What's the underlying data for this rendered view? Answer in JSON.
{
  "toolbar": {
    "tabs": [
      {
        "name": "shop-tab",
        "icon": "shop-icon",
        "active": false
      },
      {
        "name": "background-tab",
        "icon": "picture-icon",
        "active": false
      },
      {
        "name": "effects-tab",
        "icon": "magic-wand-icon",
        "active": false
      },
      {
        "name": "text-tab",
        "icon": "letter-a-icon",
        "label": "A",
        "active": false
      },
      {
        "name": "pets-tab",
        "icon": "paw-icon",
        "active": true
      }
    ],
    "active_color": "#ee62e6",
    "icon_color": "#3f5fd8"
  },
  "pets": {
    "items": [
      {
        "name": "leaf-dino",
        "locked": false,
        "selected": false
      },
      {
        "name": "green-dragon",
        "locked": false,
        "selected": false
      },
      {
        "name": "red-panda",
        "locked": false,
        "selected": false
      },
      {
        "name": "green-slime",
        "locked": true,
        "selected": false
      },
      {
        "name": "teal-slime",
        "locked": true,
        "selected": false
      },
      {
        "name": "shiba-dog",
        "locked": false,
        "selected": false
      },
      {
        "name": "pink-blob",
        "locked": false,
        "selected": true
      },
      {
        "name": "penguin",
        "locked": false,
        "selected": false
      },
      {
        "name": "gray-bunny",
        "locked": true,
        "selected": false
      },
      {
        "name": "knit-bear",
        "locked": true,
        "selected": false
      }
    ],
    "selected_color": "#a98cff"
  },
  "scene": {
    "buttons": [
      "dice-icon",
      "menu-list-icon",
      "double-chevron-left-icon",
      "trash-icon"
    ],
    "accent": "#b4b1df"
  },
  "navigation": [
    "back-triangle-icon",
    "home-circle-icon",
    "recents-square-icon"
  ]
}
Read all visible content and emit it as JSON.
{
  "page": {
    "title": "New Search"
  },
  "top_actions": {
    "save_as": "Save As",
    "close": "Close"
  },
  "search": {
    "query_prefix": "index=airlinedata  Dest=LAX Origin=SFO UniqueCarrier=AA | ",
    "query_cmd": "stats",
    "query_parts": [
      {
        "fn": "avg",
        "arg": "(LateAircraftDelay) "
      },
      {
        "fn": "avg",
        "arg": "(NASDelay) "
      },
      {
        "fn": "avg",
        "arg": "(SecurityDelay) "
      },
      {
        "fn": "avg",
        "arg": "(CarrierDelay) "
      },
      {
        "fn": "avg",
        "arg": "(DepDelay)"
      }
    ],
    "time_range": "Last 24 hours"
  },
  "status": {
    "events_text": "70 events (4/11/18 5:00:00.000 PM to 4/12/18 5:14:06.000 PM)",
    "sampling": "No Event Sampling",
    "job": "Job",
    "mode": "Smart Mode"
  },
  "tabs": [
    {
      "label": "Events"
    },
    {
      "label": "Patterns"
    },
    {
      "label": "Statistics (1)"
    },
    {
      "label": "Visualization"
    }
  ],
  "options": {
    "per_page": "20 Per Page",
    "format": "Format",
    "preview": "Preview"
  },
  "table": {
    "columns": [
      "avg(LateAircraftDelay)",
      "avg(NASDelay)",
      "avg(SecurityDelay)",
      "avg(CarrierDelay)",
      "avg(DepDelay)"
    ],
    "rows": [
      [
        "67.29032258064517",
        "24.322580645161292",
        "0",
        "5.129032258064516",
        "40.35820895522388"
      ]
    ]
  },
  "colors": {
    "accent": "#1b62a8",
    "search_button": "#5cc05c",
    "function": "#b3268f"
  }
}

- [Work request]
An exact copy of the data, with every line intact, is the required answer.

- [Your response]
What's the underlying data for this rendered view? Answer in JSON.
{
  "toolbar": {
    "tabs": [
      {
        "name": "shop-tab",
        "icon": "shop-icon",
        "active": false
      },
      {
        "name": "background-tab",
        "icon": "picture-icon",
        "active": false
      },
      {
        "name": "effects-tab",
        "icon": "magic-wand-icon",
        "active": false
      },
      {
        "name": "text-tab",
        "icon": "letter-a-icon",
        "label": "A",
        "active": false
      },
      {
        "name": "pets-tab",
        "icon": "paw-icon",
        "active": true
      }
    ],
    "active_color": "#ee62e6",
    "icon_color": "#3f5fd8"
  },
  "pets": {
    "items": [
      {
        "name": "leaf-dino",
        "locked": false,
        "selected": false
      },
      {
        "name": "green-dragon",
        "locked": false,
        "selected": false
      },
      {
        "name": "red-panda",
        "locked": false,
        "selected": false
      },
      {
        "name": "green-slime",
        "locked": true,
        "selected": false
      },
      {
        "name": "teal-slime",
        "locked": true,
        "selected": false
      },
      {
        "name": "shiba-dog",
        "locked": false,
        "selected": false
      },
      {
        "name": "pink-blob",
        "locked": false,
        "selected": true
      },
      {
        "name": "penguin",
        "locked": false,
        "selected": false
      },
      {
        "name": "gray-bunny",
        "locked": true,
        "selected": false
      },
      {
        "name": "knit-bear",
        "locked": true,
        "selected": false
      }
    ],
    "selected_color": "#a98cff"
  },
  "scene": {
    "buttons": [
      "dice-icon",
      "menu-list-icon",
      "double-chevron-left-icon",
      "trash-icon"
    ],
    "accent": "#b4b1df"
  },
  "navigation": [
    "back-triangle-icon",
    "home-circle-icon",
    "recents-square-icon"
  ]
}
Read all visible content and emit it as JSON.
{
  "page": {
    "title": "New Search"
  },
  "top_actions": {
    "save_as": "Save As",
    "close": "Close"
  },
  "search": {
    "query_prefix": "index=airlinedata  Dest=LAX Origin=SFO UniqueCarrier=AA | ",
    "query_cmd": "stats",
    "query_parts": [
      {
        "fn": "avg",
        "arg": "(LateAircraftDelay) "
      },
      {
        "fn": "avg",
        "arg": "(NASDelay) "
      },
      {
        "fn": "avg",
        "arg": "(SecurityDelay) "
      },
      {
        "fn": "avg",
        "arg": "(CarrierDelay) "
      },
      {
        "fn": "avg",
        "arg": "(DepDelay)"
      }
    ],
    "time_range": "Last 24 hours"
  },
  "status": {
    "events_text": "70 events (4/11/18 5:00:00.000 PM to 4/12/18 5:14:06.000 PM)",
    "sampling": "No Event Sampling",
    "job": "Job",
    "mode": "Smart Mode"
  },
  "tabs": [
    {
      "label": "Events"
    },
    {
      "label": "Patterns"
    },
    {
      "label": "Statistics (1)"
    },
    {
      "label": "Visualization"
    }
  ],
  "options": {
    "per_page": "20 Per Page",
    "format": "Format",
    "preview": "Preview"
  },
  "table": {
    "columns": [
      "avg(LateAircraftDelay)",
      "avg(NASDelay)",
      "avg(SecurityDelay)",
      "avg(CarrierDelay)",
      "avg(DepDelay)"
    ],
    "rows": [
      [
        "67.29032258064517",
        "24.322580645161292",
        "0",
        "5.129032258064516",
        "40.35820895522388"
      ]
    ]
  },
  "colors": {
    "accent": "#1b62a8",
    "search_button": "#5cc05c",
    "function": "#b3268f"
  }
}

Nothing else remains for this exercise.